In its “Roadmap to Build a Climate-Resilient Economy,” the Biden administration characterized climate-related risks as falling into two categories: physical risks from extreme weather and what it called “transition risk” as the nation shifts away from a carbon-fueled economy.

The report outlines a range of pending and future actions meant to shield both the broader financial system and American households from climate-related risks. The administration highlighted the housing market, insurance and retirement funds as areas where Americans could personally feel the costs of climate change.

The White House plan calls on federal financial regulators and internal budget offices to develop frameworks for assessing dangers posed by climate change and the societal response to it. Federal agencies will also be required to consider how climate change could impact their direct operations and the services they provide to Americans.

Much of the report walked through actions either already underway at federal agencies or previously announced by their leaders, including the Securities and Exchange Commission’s pending climate disclosure requirements and the Financial Stability Oversight Council’s soon-to-be-released report on climate risks to the financial system.
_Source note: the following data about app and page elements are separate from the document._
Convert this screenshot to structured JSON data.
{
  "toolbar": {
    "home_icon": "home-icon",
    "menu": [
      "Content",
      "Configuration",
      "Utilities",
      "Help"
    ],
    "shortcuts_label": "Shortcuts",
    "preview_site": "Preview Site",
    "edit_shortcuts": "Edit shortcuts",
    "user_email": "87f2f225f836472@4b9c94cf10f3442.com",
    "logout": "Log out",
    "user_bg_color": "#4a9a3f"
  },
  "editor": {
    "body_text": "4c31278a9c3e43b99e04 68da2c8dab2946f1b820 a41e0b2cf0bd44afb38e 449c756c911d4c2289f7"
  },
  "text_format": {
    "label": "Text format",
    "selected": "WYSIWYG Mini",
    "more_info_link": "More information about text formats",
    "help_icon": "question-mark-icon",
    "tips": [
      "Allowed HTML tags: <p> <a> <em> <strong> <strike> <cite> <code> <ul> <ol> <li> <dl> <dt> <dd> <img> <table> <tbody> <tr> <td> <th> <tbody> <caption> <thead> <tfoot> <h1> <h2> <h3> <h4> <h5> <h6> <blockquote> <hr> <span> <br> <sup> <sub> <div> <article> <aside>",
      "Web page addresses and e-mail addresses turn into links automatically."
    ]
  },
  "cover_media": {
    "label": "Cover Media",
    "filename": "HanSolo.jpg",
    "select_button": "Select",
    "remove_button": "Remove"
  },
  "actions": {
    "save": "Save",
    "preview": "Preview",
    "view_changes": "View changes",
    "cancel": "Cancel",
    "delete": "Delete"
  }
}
The departments of Housing and Urban Development, Agriculture and Veterans Affairs will also review their home loan programs for climate-related dangers and vulnerabilities facing millions of Americans with federally backed mortgages.

The White House plan also highlighted a pending Labor Department rule clarifying that investment managers can consider environmental, social and governance issues on behalf of clients. The agency will also review climate risks facing the Thrift Savings Plan, which covers 6.5 million people.

It also mentions a previously announced step to update building codes related to the National Flood Insurance Program and another to give companies with low greenhouse gas emissions preference in federal procurement.

On a call with reporters, National Economic Council Deputy Director Bharat Ramamurti previewed two forthcoming reports. 

One, from the Financial Stability Oversight Council, will detail how financial regulators are addressing climate change, while the other, from the Securities and Exchange Commission, will have recommendations for mandatory disclosures on risks that climate change may pose to investors. 

National climate adviser Gina McCarthyGina McCarthyOvernight Energy & Environment — Presented by ExxonMobil — Biden administration breaks down climate finance roadmap Obama to attend Glasgow climate summit White House puts together climate finance strategy MORE called the report a “critical first step” to address the “systemic” threat of climate change.